*** PROVIDED DATA Section Begins ***
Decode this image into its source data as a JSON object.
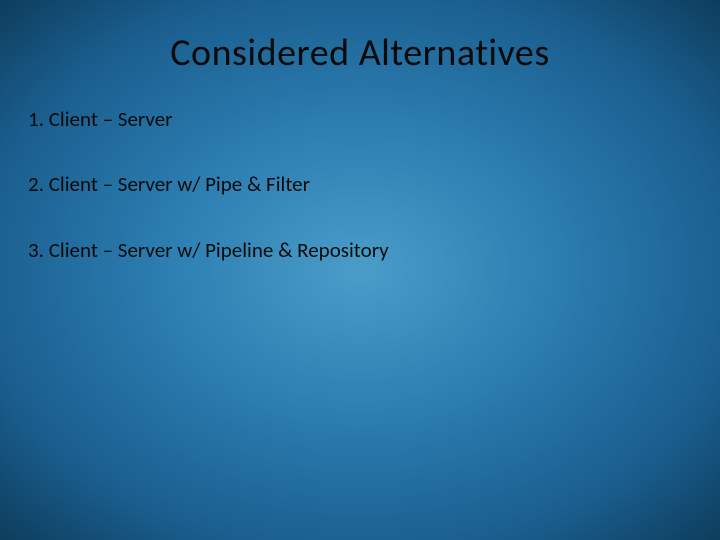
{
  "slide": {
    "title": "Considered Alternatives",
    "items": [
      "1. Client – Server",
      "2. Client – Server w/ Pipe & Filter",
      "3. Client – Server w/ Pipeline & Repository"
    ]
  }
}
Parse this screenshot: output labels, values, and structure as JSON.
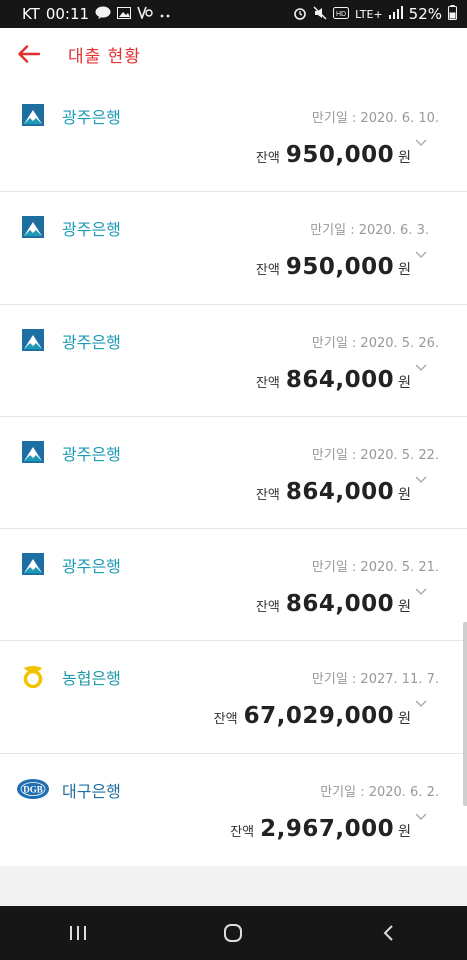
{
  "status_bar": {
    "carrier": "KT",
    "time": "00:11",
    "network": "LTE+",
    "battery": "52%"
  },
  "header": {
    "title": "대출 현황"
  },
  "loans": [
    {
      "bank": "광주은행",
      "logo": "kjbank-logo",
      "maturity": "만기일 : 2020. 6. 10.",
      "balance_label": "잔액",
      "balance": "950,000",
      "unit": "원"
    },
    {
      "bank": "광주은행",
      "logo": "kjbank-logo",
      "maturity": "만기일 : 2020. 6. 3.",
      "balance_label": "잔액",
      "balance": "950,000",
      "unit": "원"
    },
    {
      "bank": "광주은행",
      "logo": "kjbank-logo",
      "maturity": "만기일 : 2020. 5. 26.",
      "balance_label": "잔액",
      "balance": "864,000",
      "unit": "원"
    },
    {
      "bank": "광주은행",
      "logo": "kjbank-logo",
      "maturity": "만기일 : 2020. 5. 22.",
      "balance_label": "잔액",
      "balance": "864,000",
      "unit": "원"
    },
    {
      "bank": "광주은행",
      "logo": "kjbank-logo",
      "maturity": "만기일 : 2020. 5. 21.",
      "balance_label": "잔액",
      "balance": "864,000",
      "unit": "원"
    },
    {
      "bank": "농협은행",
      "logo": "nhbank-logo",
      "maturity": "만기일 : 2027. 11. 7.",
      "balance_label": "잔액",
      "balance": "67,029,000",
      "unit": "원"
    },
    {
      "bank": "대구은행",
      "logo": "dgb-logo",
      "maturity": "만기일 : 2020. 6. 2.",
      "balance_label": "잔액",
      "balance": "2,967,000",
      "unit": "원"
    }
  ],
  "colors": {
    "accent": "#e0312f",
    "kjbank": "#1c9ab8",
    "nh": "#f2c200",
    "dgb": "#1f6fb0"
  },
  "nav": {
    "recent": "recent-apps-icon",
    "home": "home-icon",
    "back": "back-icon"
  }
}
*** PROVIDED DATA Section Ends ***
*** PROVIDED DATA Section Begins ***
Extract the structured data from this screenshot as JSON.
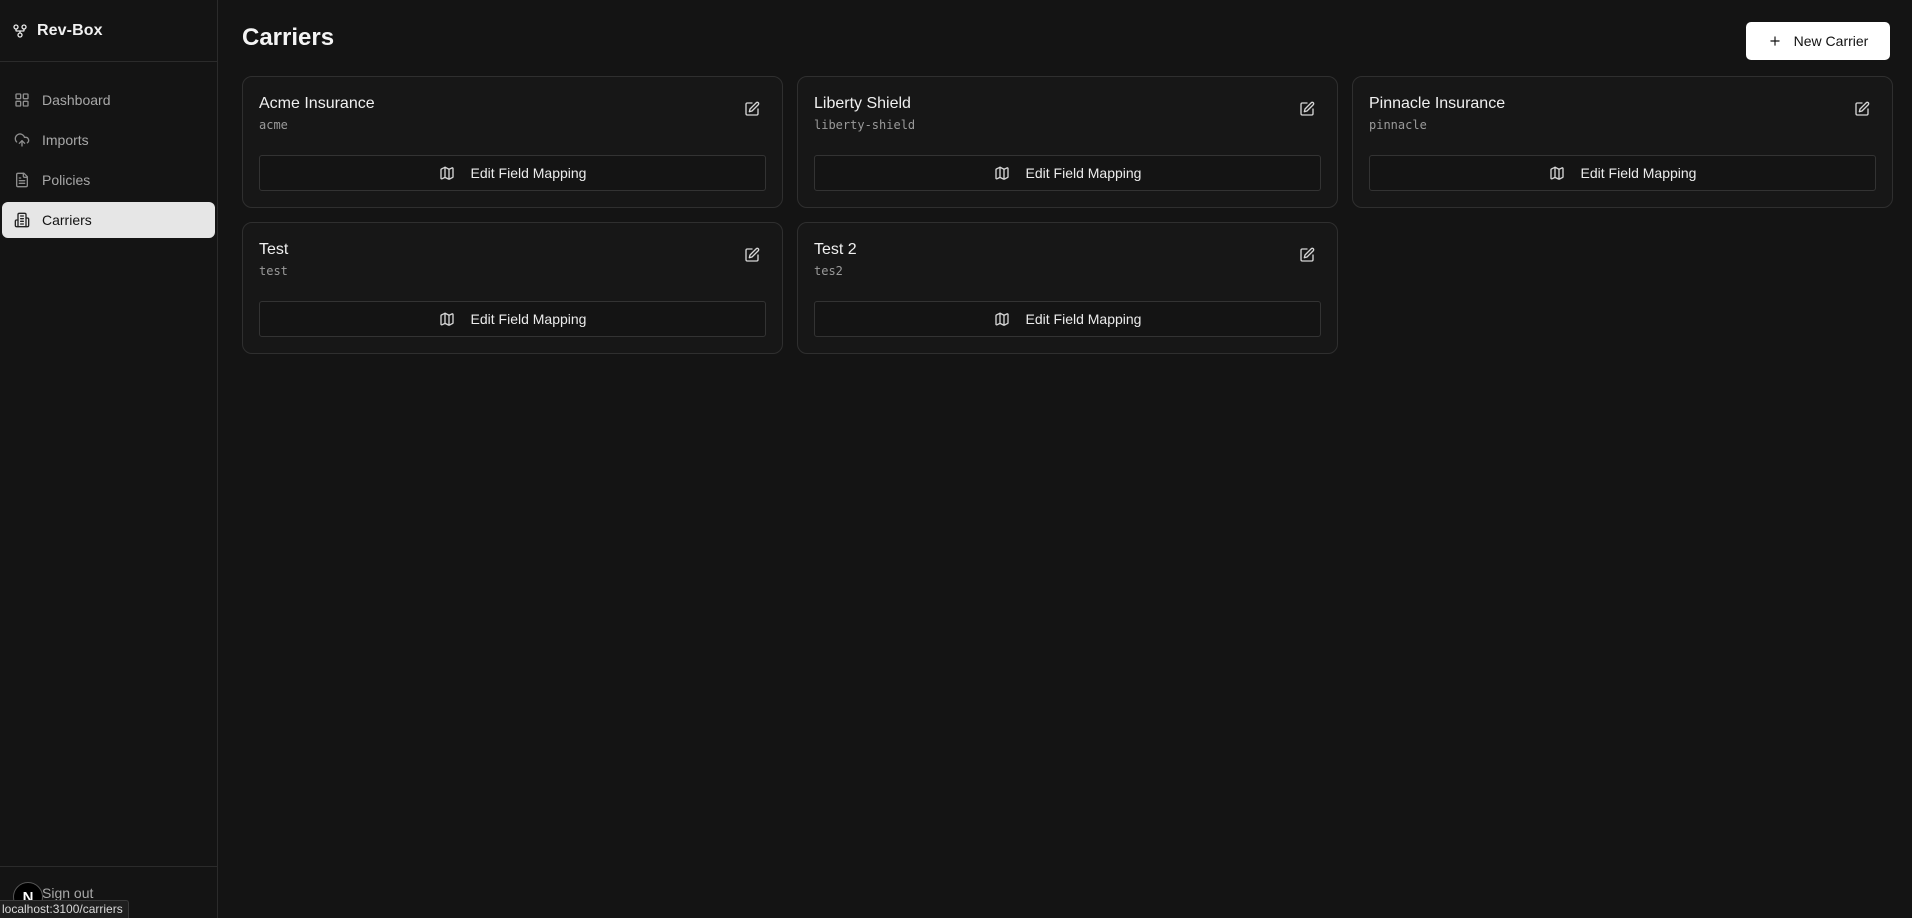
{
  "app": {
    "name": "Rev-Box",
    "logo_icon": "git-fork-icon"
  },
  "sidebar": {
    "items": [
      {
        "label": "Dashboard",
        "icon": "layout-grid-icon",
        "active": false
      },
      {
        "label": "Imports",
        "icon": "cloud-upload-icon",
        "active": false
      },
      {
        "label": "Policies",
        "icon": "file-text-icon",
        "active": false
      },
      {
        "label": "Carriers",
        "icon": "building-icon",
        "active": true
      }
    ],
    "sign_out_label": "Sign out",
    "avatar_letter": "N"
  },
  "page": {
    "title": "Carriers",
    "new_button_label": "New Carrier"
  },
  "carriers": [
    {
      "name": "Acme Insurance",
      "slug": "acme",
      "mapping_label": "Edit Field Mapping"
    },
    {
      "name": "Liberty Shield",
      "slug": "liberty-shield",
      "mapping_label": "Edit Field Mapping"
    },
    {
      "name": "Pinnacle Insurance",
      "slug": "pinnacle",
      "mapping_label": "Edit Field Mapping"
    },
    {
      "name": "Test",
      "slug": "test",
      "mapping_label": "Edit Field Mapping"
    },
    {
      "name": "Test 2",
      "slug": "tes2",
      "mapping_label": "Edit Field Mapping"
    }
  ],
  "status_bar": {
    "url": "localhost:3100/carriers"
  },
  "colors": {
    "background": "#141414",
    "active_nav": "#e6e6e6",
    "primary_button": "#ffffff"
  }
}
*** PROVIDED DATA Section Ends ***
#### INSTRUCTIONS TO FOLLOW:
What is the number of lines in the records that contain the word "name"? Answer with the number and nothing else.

#### OUTPUT:
6